Life has changed, explicably, for the better since starting antidepressants. My low days are rarer, my appreciation for life higher and my relationships stronger. Sertraline, or known by its brand name, Zoloft, truly has switched my direction.
Here’s the secret about antidepressants: a lot of people are on them. Here’s a fact about antidepressants: not many people talk about them.
My depression, which has been in and out of my life for years, felt indescribable. Labelling myself as ‘depressed’ is still quite a novelty. Despite actively wanting to die, ‘depression’ always seemed too strong, too scary a word. So here’s what sertraline did for me initially: it forced me to think. As I sit down with my quarantine-required wine, I pop my daily dosage. (Alcohol consumption not compulsory, though useful).
Routine is and always has been important to me, so the daily ritual of the tablets has really helped in itself. Questions like ‘why am I on antidepressants?’, ‘what am I doing to help my mental state apart from medication?’ and ‘for how long do I envisage these being part of my life?’ occur to me most days. Of course there are other, less productive, questions that spring to mind too. I try to let those ones go. Aside from their chemical impacts, I find letting myself consider how depression impacts my life to be a useful novelty. The answers to the questions that I have to ask myself have spurred me on to a more sustainable future.
I had been in counselling, on and off, for years in secondary school. When I left for Oxford, I considered therapy to have been something I had done. I’ve considered my anxiety, my darker thoughts. I’ve spent hours crying and talking it through. This thing I’ve worked so hard for, PPE, had become a reality. I’d achieved what I’d wanted and I’d worked on my emotions. Therefore, I would be happy.
Ladies and gentlemen: it will come as no surprise that this is apparently not how it works? Emotions, alas, do still occur.
Therapy: Act 2. I now have counselling every week. And I want to highlight: this would not have happened without antidepressants. They have given me enough motivation – something which my depression utterly drains – to get into therapy again. Sertraline has given me a boost in recognising how to fix the cycles I was too far in to break. I have learnt more about myself in the past 8 weeks than I have in the past two years from counselling. I can consider how I process life.
Sometimes it is also hard to seperate how much better I’m feeling from the medication itself. I have been so much more stable since sertraline has entered my life. I have not had the typical daily lows. Sundays are now enjoyable rather than filled with existential dread. Though even the positives force me to question. How much of feeling better is working through emotions? How much is simply chemical balances in my brain?
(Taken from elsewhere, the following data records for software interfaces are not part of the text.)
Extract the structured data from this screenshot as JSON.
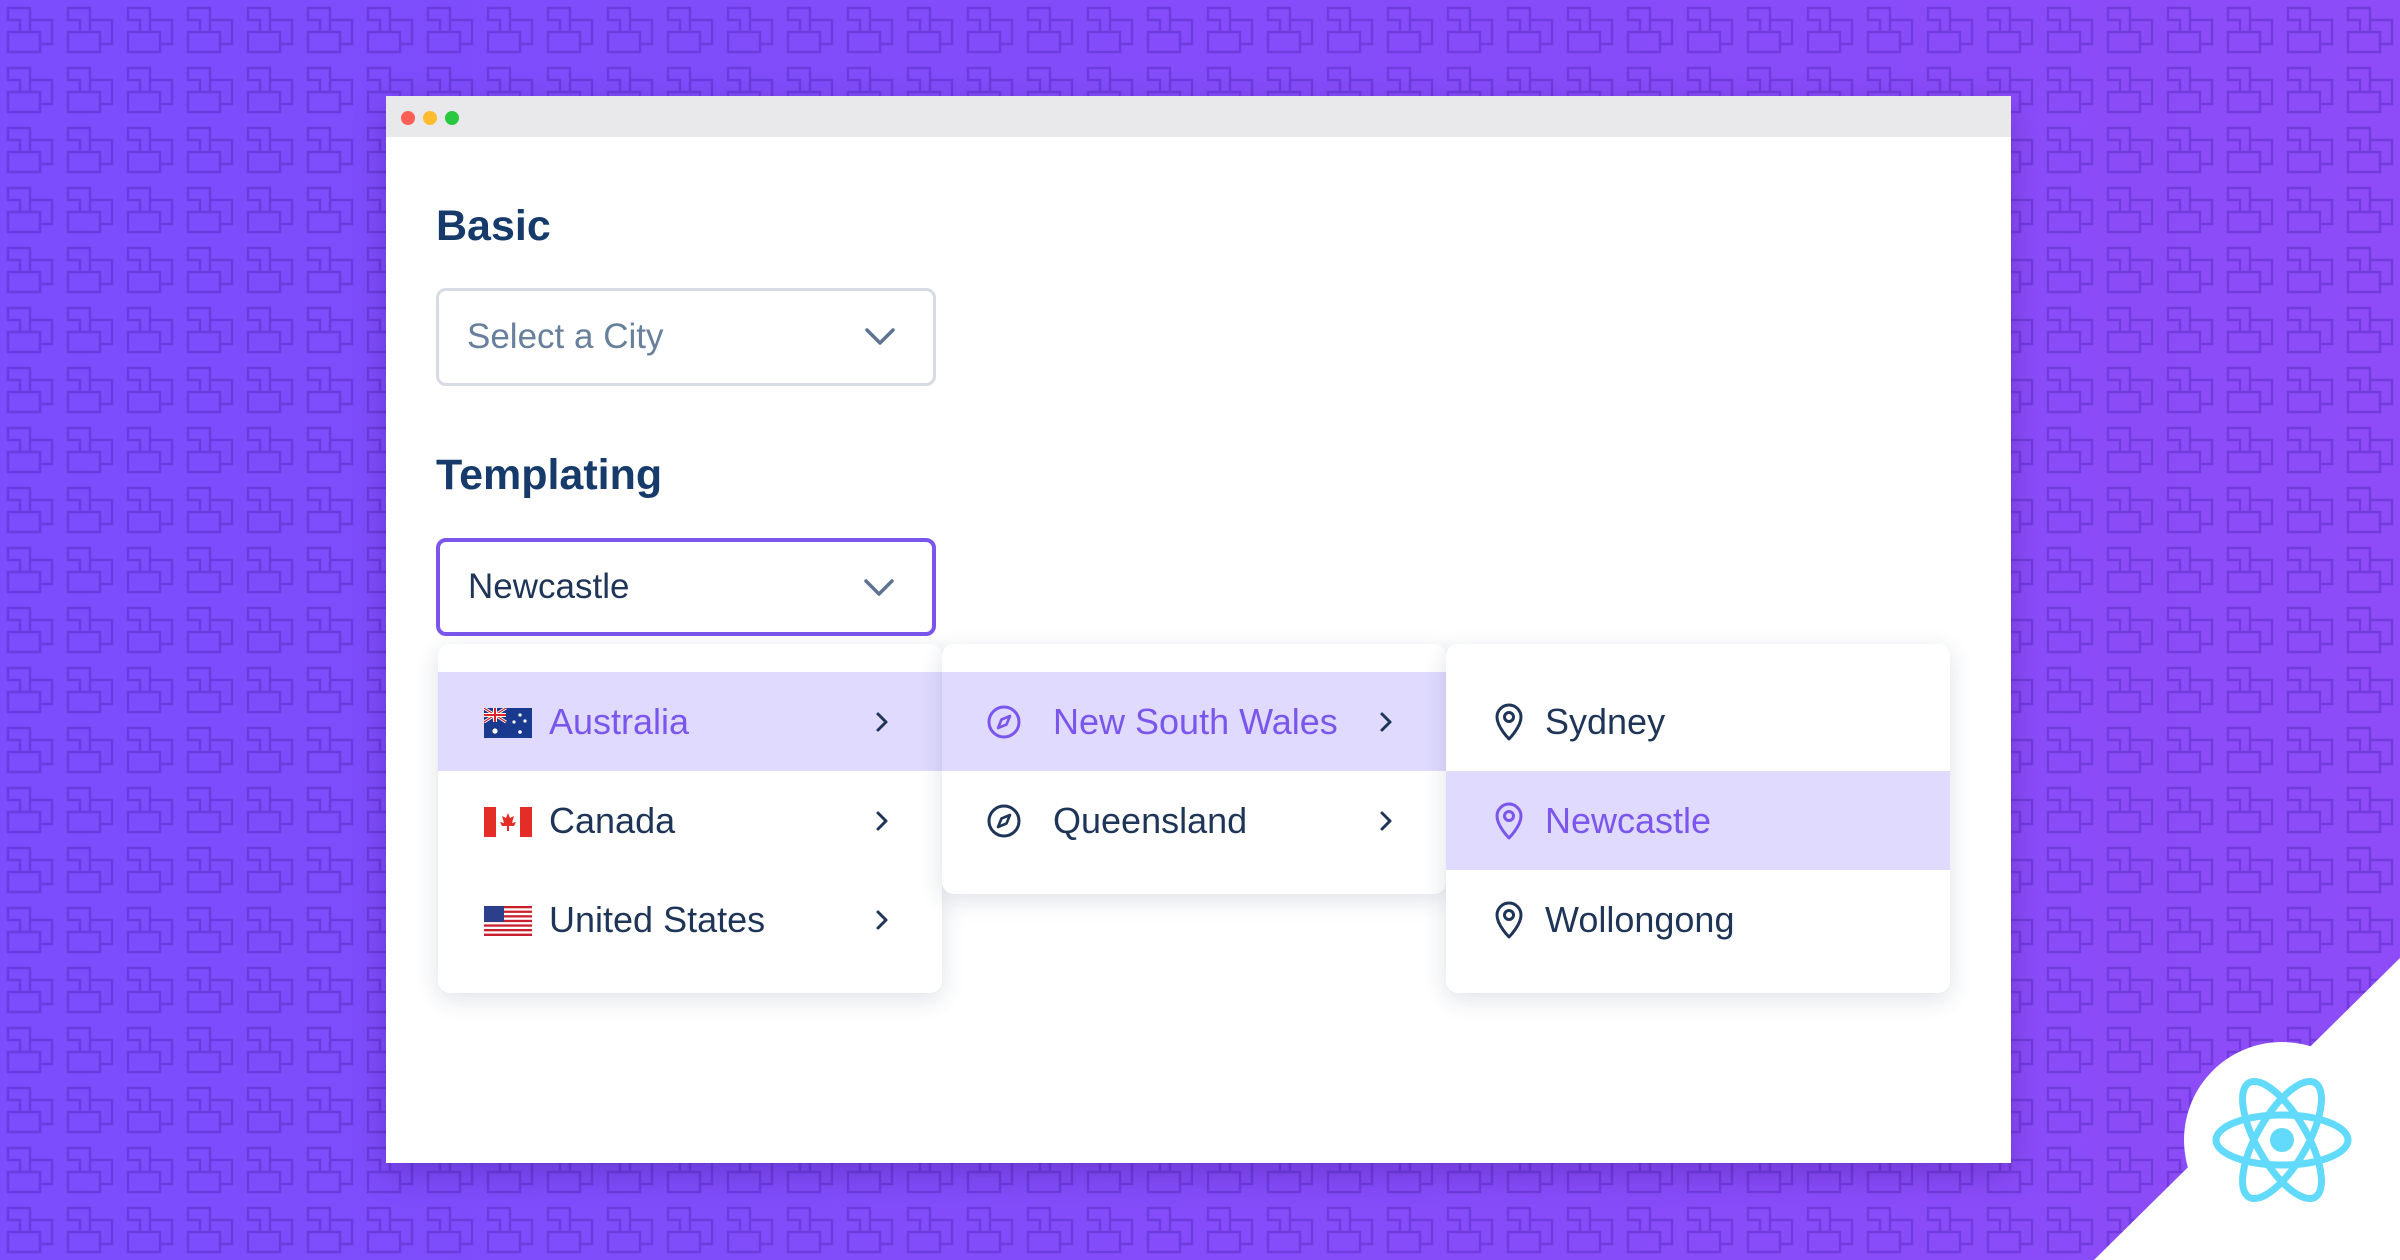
{
  "window": {
    "traffic_lights": [
      "#fd5f57",
      "#febc2e",
      "#28c840"
    ]
  },
  "basic": {
    "heading": "Basic",
    "select": {
      "placeholder": "Select a City",
      "icon": "chevron-down-icon"
    }
  },
  "templating": {
    "heading": "Templating",
    "select": {
      "value": "Newcastle",
      "icon": "chevron-down-icon"
    }
  },
  "countries": [
    {
      "label": "Australia",
      "flag": "australia-flag-icon",
      "selected": true
    },
    {
      "label": "Canada",
      "flag": "canada-flag-icon",
      "selected": false
    },
    {
      "label": "United States",
      "flag": "us-flag-icon",
      "selected": false
    }
  ],
  "states": [
    {
      "label": "New South Wales",
      "icon": "compass-icon",
      "selected": true
    },
    {
      "label": "Queensland",
      "icon": "compass-icon",
      "selected": false
    }
  ],
  "cities": [
    {
      "label": "Sydney",
      "icon": "map-pin-icon",
      "selected": false
    },
    {
      "label": "Newcastle",
      "icon": "map-pin-icon",
      "selected": true
    },
    {
      "label": "Wollongong",
      "icon": "map-pin-icon",
      "selected": false
    }
  ],
  "colors": {
    "accent": "#7a56ec",
    "selected_bg": "#e0daff",
    "heading_text": "#163b6b",
    "background_left": "#7b4dfc",
    "background_right": "#8d4cf8",
    "react_logo": "#61dafb"
  },
  "branding": {
    "logo": "react-logo-icon"
  }
}
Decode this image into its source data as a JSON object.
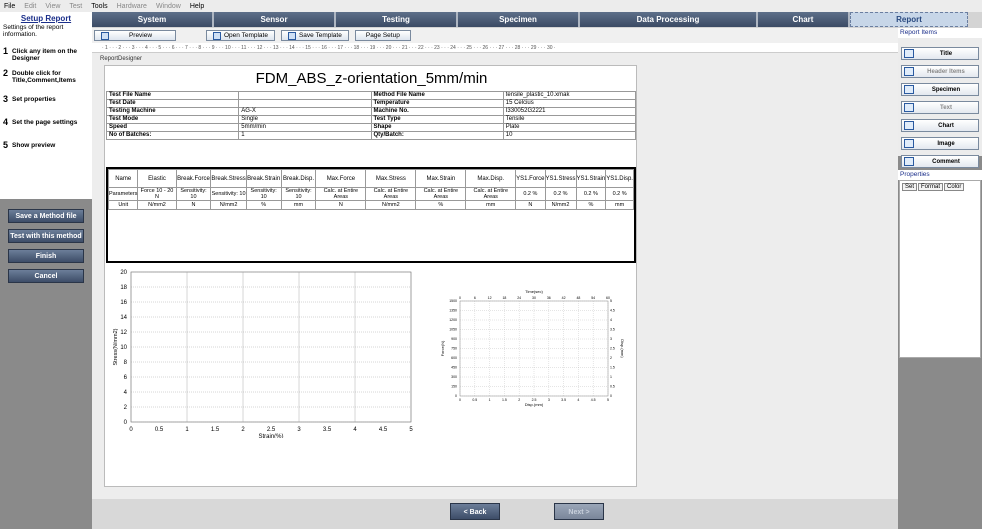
{
  "menu": [
    "File",
    "Edit",
    "View",
    "Test",
    "Tools",
    "Hardware",
    "Window",
    "Help"
  ],
  "menu_enabled": [
    true,
    false,
    false,
    false,
    true,
    false,
    false,
    true
  ],
  "nav": [
    "System",
    "Sensor",
    "Testing",
    "Specimen",
    "Data Processing",
    "Chart",
    "Report"
  ],
  "left": {
    "title": "Setup Report",
    "desc": "Settings of the report information.",
    "steps": [
      {
        "num": "1",
        "text": "Click any item on the Designer"
      },
      {
        "num": "2",
        "text": "Double click for Title,Comment,Items"
      },
      {
        "num": "3",
        "text": "Set properties"
      },
      {
        "num": "4",
        "text": "Set the page settings"
      },
      {
        "num": "5",
        "text": "Show preview"
      }
    ],
    "buttons": [
      "Save a Method file",
      "Test with this method",
      "Finish",
      "Cancel"
    ]
  },
  "toolbar": {
    "preview": "Preview",
    "open_template": "Open Template",
    "save_template": "Save Template",
    "page_setup": "Page Setup"
  },
  "ruler": "· 1 · · · 2 · · · 3 · · · 4 · · · 5 · · · 6 · · · 7 · · · 8 · · · 9 · · · 10 · · · 11 · · · 12 · · · 13 · · · 14 · · · 15 · · · 16 · · · 17 · · · 18 · · · 19 · · · 20 · · · 21 · · · 22 · · · 23 · · · 24 · · · 25 · · · 26 · · · 27 · · · 28 · · · 29 · · · 30 ·",
  "doc_tab": "ReportDesigner",
  "report": {
    "title": "FDM_ABS_z-orientation_5mm/min",
    "info": [
      [
        "Test File Name",
        "",
        "Method File Name",
        "tensile_plastic_10.xmak"
      ],
      [
        "Test Date",
        "",
        "Temperature",
        "15 Celcius"
      ],
      [
        "Testing Machine",
        "AG-X",
        "Machine No.",
        "I330052G2221"
      ],
      [
        "Test Mode",
        "Single",
        "Test Type",
        "Tensile"
      ],
      [
        "Speed",
        "5mm/min",
        "Shape",
        "Plate"
      ],
      [
        "No of Batches:",
        "1",
        "Qty/Batch:",
        "10"
      ]
    ],
    "results_header": [
      "Name",
      "Elastic",
      "Break.Force",
      "Break.Stress",
      "Break.Strain",
      "Break.Disp.",
      "Max.Force",
      "Max.Stress",
      "Max.Strain",
      "Max.Disp.",
      "YS1.Force",
      "YS1.Stress",
      "YS1.Strain",
      "YS1.Disp."
    ],
    "results_params": [
      "Parameters",
      "Force 10 - 20 N",
      "Sensitivity: 10",
      "Sensitivity: 10",
      "Sensitivity: 10",
      "Sensitivity: 10",
      "Calc. at Entire Areas",
      "Calc. at Entire Areas",
      "Calc. at Entire Areas",
      "Calc. at Entire Areas",
      "0.2 %",
      "0.2 %",
      "0.2 %",
      "0.2 %"
    ],
    "results_units": [
      "Unit",
      "N/mm2",
      "N",
      "N/mm2",
      "%",
      "mm",
      "N",
      "N/mm2",
      "%",
      "mm",
      "N",
      "N/mm2",
      "%",
      "mm"
    ]
  },
  "chart_data": [
    {
      "type": "line",
      "xlabel": "Strain(%)",
      "ylabel": "Stress(N/mm2)",
      "xlim": [
        0,
        5
      ],
      "ylim": [
        0,
        20
      ],
      "xticks": [
        "0",
        "0.5",
        "1",
        "1.5",
        "2",
        "2.5",
        "3",
        "3.5",
        "4",
        "4.5",
        "5"
      ],
      "yticks": [
        "0",
        "2",
        "4",
        "6",
        "8",
        "10",
        "12",
        "14",
        "16",
        "18",
        "20"
      ],
      "grid": true,
      "series": []
    },
    {
      "type": "line",
      "xlabel": "Disp.(mm)",
      "ylabel": "Force(N)",
      "x2label": "Time(sec)",
      "y2label": "Disp.(mm)",
      "xticks": [
        "0",
        "0.5",
        "1",
        "1.5",
        "2",
        "2.5",
        "3",
        "3.5",
        "4",
        "4.5",
        "5"
      ],
      "x2ticks": [
        "0",
        "6",
        "12",
        "18",
        "24",
        "30",
        "36",
        "42",
        "48",
        "54",
        "60"
      ],
      "yticks": [
        "0",
        "150",
        "300",
        "450",
        "600",
        "750",
        "900",
        "1050",
        "1200",
        "1350",
        "1500"
      ],
      "y2ticks": [
        "0",
        "0.5",
        "1",
        "1.5",
        "2",
        "2.5",
        "3",
        "3.5",
        "4",
        "4.5",
        "5"
      ],
      "grid": true,
      "series": []
    }
  ],
  "right": {
    "header": "Report Items",
    "items": [
      "Title",
      "Header Items",
      "Specimen",
      "Text",
      "Chart",
      "Image",
      "Comment"
    ],
    "items_enabled": [
      true,
      false,
      true,
      false,
      true,
      true,
      true
    ],
    "properties": "Properties",
    "tabs": [
      "Set",
      "Format",
      "Color"
    ]
  },
  "bottom": {
    "back": "< Back",
    "next": "Next >"
  },
  "colors": {
    "nav": "#3b4a64",
    "active_nav": "#c7d6e8",
    "accent": "#1a2e8a"
  }
}
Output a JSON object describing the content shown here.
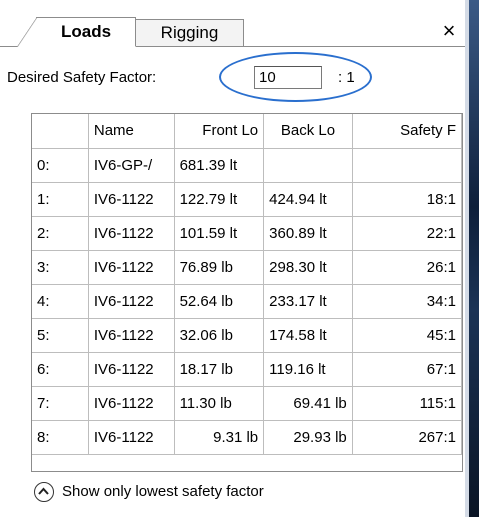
{
  "tabs": [
    {
      "label": "Loads",
      "active": true
    },
    {
      "label": "Rigging",
      "active": false
    }
  ],
  "close_label": "×",
  "safety": {
    "label": "Desired Safety Factor:",
    "value": "10",
    "suffix": ": 1",
    "highlight_color": "#2a6fce"
  },
  "grid": {
    "columns": [
      "",
      "Name",
      "Front Lo",
      "Back Lo",
      "Safety F"
    ],
    "rows": [
      {
        "index": "0:",
        "name": "IV6-GP-/",
        "front": "681.39 lt",
        "back": "",
        "safety": ""
      },
      {
        "index": "1:",
        "name": "IV6-1122",
        "front": "122.79 lt",
        "back": "424.94 lt",
        "safety": "18:1"
      },
      {
        "index": "2:",
        "name": "IV6-1122",
        "front": "101.59 lt",
        "back": "360.89 lt",
        "safety": "22:1"
      },
      {
        "index": "3:",
        "name": "IV6-1122",
        "front": "76.89 lb",
        "back": "298.30 lt",
        "safety": "26:1"
      },
      {
        "index": "4:",
        "name": "IV6-1122",
        "front": "52.64 lb",
        "back": "233.17 lt",
        "safety": "34:1"
      },
      {
        "index": "5:",
        "name": "IV6-1122",
        "front": "32.06 lb",
        "back": "174.58 lt",
        "safety": "45:1"
      },
      {
        "index": "6:",
        "name": "IV6-1122",
        "front": "18.17 lb",
        "back": "119.16 lt",
        "safety": "67:1"
      },
      {
        "index": "7:",
        "name": "IV6-1122",
        "front": "11.30 lb",
        "back": "69.41 lb",
        "safety": "115:1"
      },
      {
        "index": "8:",
        "name": "IV6-1122",
        "front": "9.31 lb",
        "back": "29.93 lb",
        "safety": "267:1"
      }
    ]
  },
  "toggle": {
    "icon": "chevron-up-circle-icon",
    "label": "Show only lowest safety factor"
  }
}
But the worst part of antidepressants? For me there are a few side-effects, though minor. Primarily, it’s regular heartburn and having a dry mouth. These two initial side-effects did ease up, but they are also still pretty permanent features of my life. Initially I was also more nauseous, which led to the delightful occurence of throwing up multiple times on a bus once. Overall, a small price to pay – though it has to be said that that particular handbag has never recovered. I also have not felt truly excited by anything in a while. Instead of waves of highs and lows, I now am at a pretty constant medium. Which I will definitely take. Though I do miss giddiness, of butterflies in my stomach, of not being able to sleep because there is something exciting happening tomorrow.
The reason I wrote this article is that I was recommended a course of six months of antidepressants, and then to re-evaluate. Now this six months is up. I am terrified of losing the progress I have made. I have had six of the most stable months of my life with sertraline. But I also don’t want to be on antidepressants forever. So where does this leave me?
In all honesty, I don’t know. But I have found that thinking about this helps. Being open about my emotions has helped, even though Rachel in Year 11 would wince even at the thought.
Talking to others about medication and what it is doing for my body, and what it did to theirs, was powerful and meant the world to me. So, let’s have a conversation about store-supplied serotonin. And let’s hope the next 6 months of my life may be more joy-filled than the last.